> **Problem requirements**
For every line in the data below that contains "JSON", copy the line.

> **Records shown**

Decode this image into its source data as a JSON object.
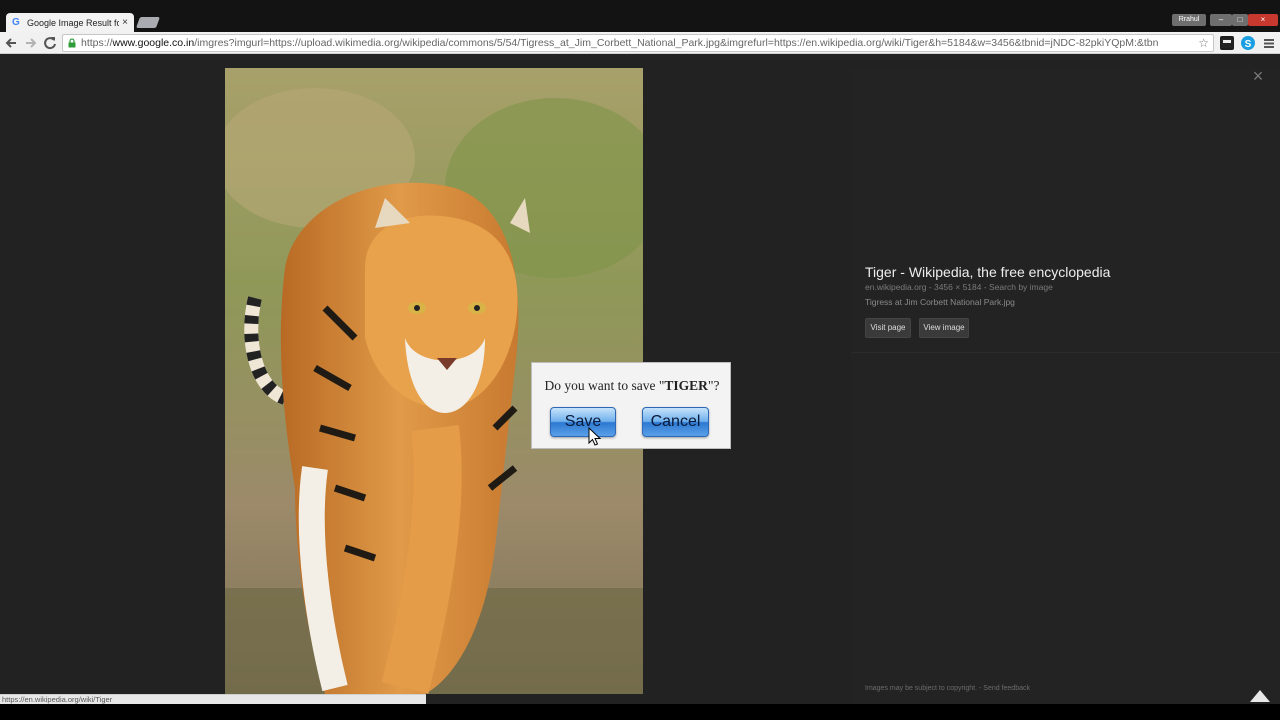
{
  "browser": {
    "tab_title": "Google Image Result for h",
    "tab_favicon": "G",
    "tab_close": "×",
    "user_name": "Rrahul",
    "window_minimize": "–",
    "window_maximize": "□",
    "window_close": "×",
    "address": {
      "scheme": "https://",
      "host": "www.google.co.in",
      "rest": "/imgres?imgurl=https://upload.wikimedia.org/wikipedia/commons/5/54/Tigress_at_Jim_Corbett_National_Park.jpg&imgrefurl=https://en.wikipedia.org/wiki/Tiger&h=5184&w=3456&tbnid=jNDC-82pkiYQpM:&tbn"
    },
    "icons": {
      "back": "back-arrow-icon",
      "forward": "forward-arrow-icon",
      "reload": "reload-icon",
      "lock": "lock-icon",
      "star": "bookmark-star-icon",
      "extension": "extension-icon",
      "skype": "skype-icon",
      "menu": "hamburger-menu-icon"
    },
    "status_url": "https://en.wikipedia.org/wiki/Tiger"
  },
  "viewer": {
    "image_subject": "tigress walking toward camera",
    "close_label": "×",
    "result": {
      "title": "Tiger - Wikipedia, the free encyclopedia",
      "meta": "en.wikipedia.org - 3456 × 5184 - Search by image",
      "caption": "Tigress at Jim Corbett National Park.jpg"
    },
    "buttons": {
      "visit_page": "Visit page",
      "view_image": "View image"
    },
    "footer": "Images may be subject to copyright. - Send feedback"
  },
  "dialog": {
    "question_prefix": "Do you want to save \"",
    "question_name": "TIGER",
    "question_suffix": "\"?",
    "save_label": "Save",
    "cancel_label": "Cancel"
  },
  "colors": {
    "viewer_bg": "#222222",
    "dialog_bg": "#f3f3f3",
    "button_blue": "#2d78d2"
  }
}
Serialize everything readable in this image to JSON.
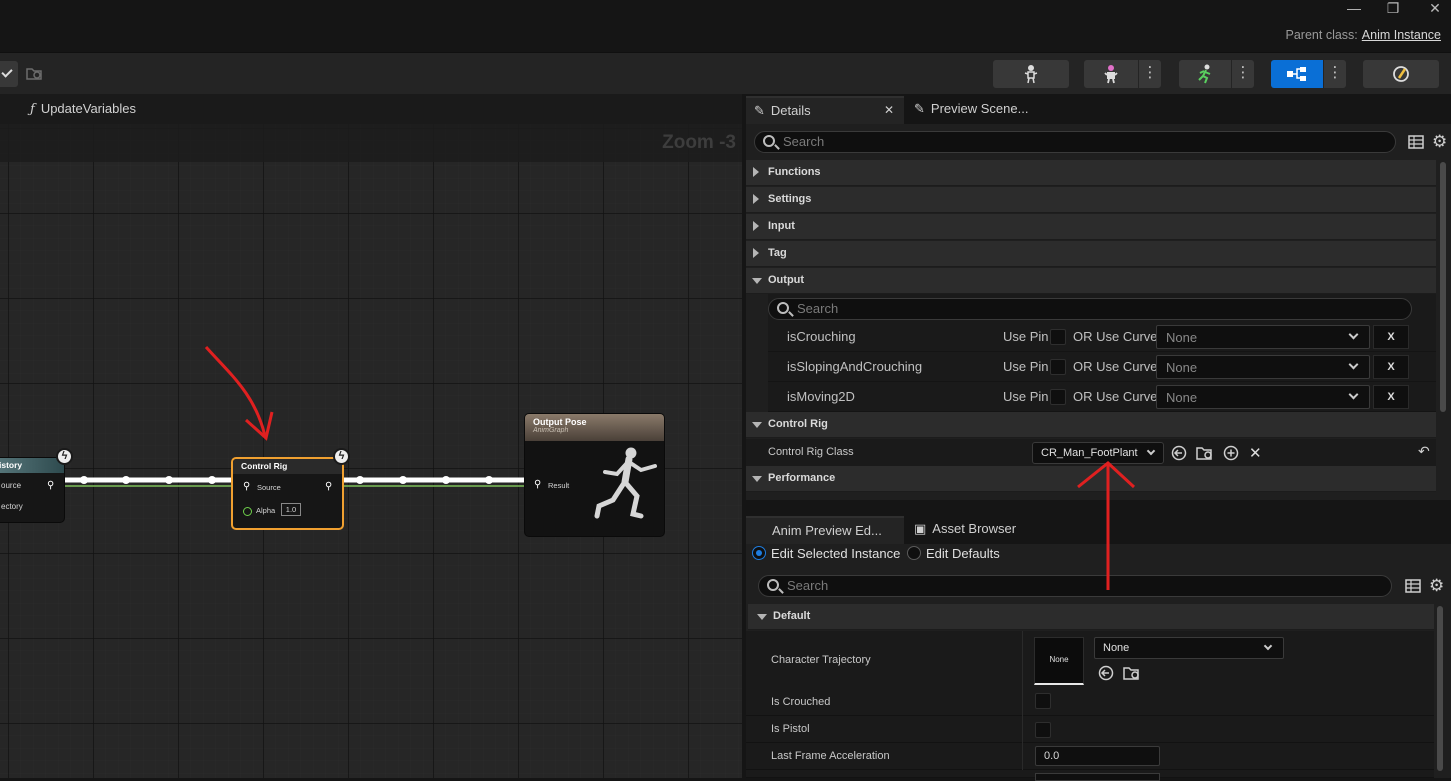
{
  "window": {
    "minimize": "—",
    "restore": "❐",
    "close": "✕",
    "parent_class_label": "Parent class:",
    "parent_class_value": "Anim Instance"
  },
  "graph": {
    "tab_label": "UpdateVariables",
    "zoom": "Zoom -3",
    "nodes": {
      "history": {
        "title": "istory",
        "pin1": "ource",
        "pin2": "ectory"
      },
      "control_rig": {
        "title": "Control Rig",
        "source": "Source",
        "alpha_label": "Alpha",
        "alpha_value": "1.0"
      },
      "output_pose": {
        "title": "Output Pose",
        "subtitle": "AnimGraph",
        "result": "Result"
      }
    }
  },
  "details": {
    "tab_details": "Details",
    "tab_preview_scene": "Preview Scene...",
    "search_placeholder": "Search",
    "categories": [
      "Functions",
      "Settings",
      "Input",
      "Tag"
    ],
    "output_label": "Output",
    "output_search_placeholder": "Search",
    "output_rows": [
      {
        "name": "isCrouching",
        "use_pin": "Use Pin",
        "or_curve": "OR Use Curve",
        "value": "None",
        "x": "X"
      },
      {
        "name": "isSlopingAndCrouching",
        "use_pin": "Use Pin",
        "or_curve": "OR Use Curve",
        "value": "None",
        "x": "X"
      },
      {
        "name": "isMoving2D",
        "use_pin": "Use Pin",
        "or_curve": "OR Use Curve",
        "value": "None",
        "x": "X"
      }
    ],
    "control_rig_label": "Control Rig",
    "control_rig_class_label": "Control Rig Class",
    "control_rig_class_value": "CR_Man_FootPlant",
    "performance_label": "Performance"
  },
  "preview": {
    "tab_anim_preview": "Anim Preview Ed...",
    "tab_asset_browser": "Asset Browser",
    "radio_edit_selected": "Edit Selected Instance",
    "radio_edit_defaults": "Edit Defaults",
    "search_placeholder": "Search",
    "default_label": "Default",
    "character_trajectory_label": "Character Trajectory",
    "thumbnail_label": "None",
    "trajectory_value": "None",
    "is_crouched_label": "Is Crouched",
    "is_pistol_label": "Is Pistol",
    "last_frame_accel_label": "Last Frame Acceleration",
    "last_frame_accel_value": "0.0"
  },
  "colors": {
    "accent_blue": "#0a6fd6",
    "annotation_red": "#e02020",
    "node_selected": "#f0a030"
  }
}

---

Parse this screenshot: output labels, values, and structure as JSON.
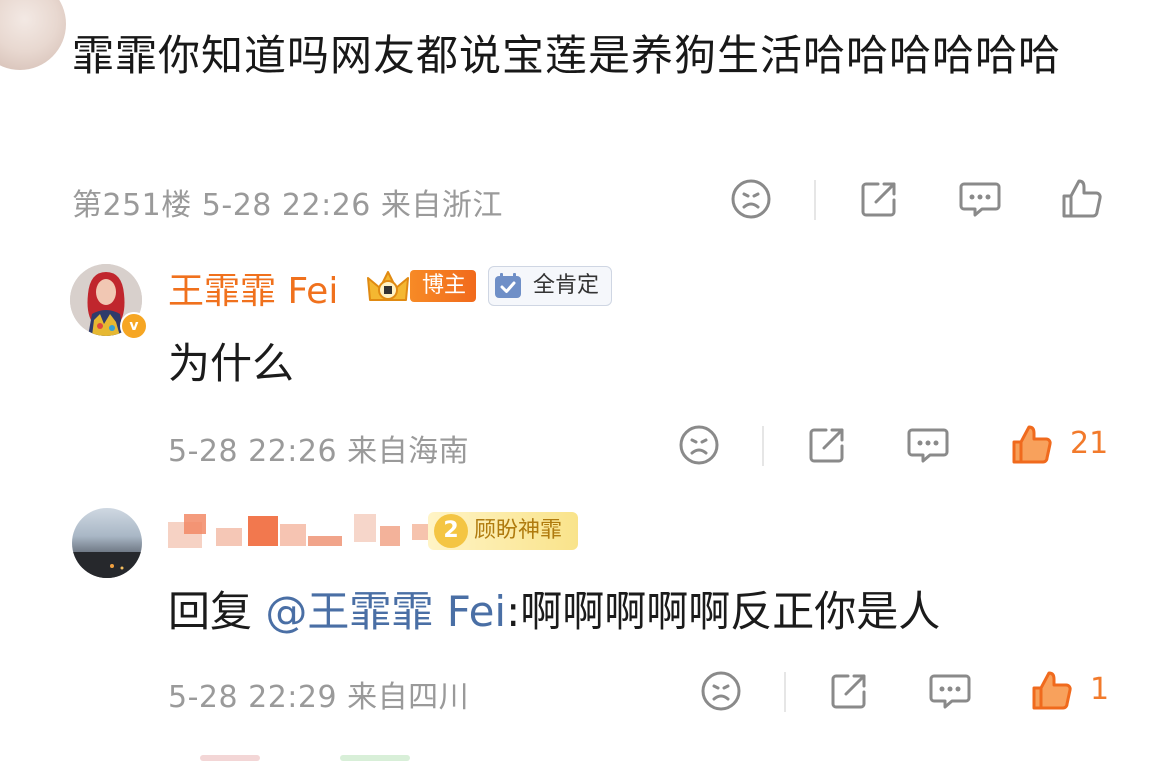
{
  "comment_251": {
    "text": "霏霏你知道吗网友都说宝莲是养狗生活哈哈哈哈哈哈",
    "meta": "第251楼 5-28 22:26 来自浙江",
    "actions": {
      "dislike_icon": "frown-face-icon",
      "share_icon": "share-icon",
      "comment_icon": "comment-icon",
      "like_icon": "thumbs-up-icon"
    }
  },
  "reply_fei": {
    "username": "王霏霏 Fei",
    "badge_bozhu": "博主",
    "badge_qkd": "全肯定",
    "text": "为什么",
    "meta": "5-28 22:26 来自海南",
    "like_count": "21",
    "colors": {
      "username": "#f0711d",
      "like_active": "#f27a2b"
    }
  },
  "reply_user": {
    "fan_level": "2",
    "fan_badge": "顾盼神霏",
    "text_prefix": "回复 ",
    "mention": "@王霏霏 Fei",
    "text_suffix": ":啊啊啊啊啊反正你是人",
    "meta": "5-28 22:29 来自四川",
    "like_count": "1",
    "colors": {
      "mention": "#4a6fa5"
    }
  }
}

> **Solution to this problem**
Decode this image into its source data as a JSON object.
Serialize everything readable in this image to JSON.
Parse this screenshot: output labels, values, and structure as JSON.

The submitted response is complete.